[[ EXERCISE MATERIAL open ]]

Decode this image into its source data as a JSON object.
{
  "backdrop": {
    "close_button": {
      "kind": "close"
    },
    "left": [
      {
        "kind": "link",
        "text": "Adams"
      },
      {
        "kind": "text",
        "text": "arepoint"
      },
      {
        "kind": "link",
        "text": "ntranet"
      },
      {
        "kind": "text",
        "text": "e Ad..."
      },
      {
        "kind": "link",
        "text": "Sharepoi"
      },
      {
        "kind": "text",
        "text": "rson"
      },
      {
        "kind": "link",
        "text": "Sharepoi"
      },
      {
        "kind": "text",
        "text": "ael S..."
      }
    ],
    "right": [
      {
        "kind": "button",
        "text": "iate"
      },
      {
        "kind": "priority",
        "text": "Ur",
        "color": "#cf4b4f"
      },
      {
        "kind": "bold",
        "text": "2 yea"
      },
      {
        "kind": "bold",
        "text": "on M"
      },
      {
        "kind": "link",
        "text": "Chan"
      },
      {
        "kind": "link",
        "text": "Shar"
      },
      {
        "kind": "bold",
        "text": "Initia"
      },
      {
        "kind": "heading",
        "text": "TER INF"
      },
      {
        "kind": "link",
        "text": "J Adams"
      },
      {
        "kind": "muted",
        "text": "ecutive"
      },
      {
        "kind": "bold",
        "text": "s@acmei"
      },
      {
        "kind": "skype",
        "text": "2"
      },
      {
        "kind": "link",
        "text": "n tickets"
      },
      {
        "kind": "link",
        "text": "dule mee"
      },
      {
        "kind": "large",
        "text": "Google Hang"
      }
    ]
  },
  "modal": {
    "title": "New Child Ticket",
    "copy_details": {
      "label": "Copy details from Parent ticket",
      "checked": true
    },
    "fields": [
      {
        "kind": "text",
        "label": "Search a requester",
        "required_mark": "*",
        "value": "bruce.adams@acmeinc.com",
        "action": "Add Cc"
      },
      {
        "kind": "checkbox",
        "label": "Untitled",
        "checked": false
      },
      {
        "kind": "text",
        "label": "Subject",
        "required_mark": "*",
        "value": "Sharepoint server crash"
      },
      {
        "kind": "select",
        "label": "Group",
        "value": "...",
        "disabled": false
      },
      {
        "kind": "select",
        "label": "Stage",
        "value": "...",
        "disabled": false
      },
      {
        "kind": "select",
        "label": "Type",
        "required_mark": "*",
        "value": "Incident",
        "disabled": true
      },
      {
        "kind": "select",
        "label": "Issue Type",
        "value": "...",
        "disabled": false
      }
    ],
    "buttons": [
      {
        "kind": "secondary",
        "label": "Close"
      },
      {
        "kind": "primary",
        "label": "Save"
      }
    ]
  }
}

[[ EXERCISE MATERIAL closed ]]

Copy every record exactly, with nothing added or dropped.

Decode this image into its source data as a JSON object.
{
  "backdrop": {
    "close_button": {
      "kind": "close"
    },
    "left": [
      {
        "kind": "link",
        "text": "Adams"
      },
      {
        "kind": "text",
        "text": "arepoint"
      },
      {
        "kind": "link",
        "text": "ntranet"
      },
      {
        "kind": "text",
        "text": "e Ad..."
      },
      {
        "kind": "link",
        "text": "Sharepoi"
      },
      {
        "kind": "text",
        "text": "rson"
      },
      {
        "kind": "link",
        "text": "Sharepoi"
      },
      {
        "kind": "text",
        "text": "ael S..."
      }
    ],
    "right": [
      {
        "kind": "button",
        "text": "iate"
      },
      {
        "kind": "priority",
        "text": "Ur",
        "color": "#cf4b4f"
      },
      {
        "kind": "bold",
        "text": "2 yea"
      },
      {
        "kind": "bold",
        "text": "on M"
      },
      {
        "kind": "link",
        "text": "Chan"
      },
      {
        "kind": "link",
        "text": "Shar"
      },
      {
        "kind": "bold",
        "text": "Initia"
      },
      {
        "kind": "heading",
        "text": "TER INF"
      },
      {
        "kind": "link",
        "text": "J Adams"
      },
      {
        "kind": "muted",
        "text": "ecutive"
      },
      {
        "kind": "bold",
        "text": "s@acmei"
      },
      {
        "kind": "skype",
        "text": "2"
      },
      {
        "kind": "link",
        "text": "n tickets"
      },
      {
        "kind": "link",
        "text": "dule mee"
      },
      {
        "kind": "large",
        "text": "Google Hang"
      }
    ]
  },
  "modal": {
    "title": "New Child Ticket",
    "copy_details": {
      "label": "Copy details from Parent ticket",
      "checked": true
    },
    "fields": [
      {
        "kind": "text",
        "label": "Search a requester",
        "required_mark": "*",
        "value": "bruce.adams@acmeinc.com",
        "action": "Add Cc"
      },
      {
        "kind": "checkbox",
        "label": "Untitled",
        "checked": false
      },
      {
        "kind": "text",
        "label": "Subject",
        "required_mark": "*",
        "value": "Sharepoint server crash"
      },
      {
        "kind": "select",
        "label": "Group",
        "value": "...",
        "disabled": false
      },
      {
        "kind": "select",
        "label": "Stage",
        "value": "...",
        "disabled": false
      },
      {
        "kind": "select",
        "label": "Type",
        "required_mark": "*",
        "value": "Incident",
        "disabled": true
      },
      {
        "kind": "select",
        "label": "Issue Type",
        "value": "...",
        "disabled": false
      }
    ],
    "buttons": [
      {
        "kind": "secondary",
        "label": "Close"
      },
      {
        "kind": "primary",
        "label": "Save"
      }
    ]
  }
}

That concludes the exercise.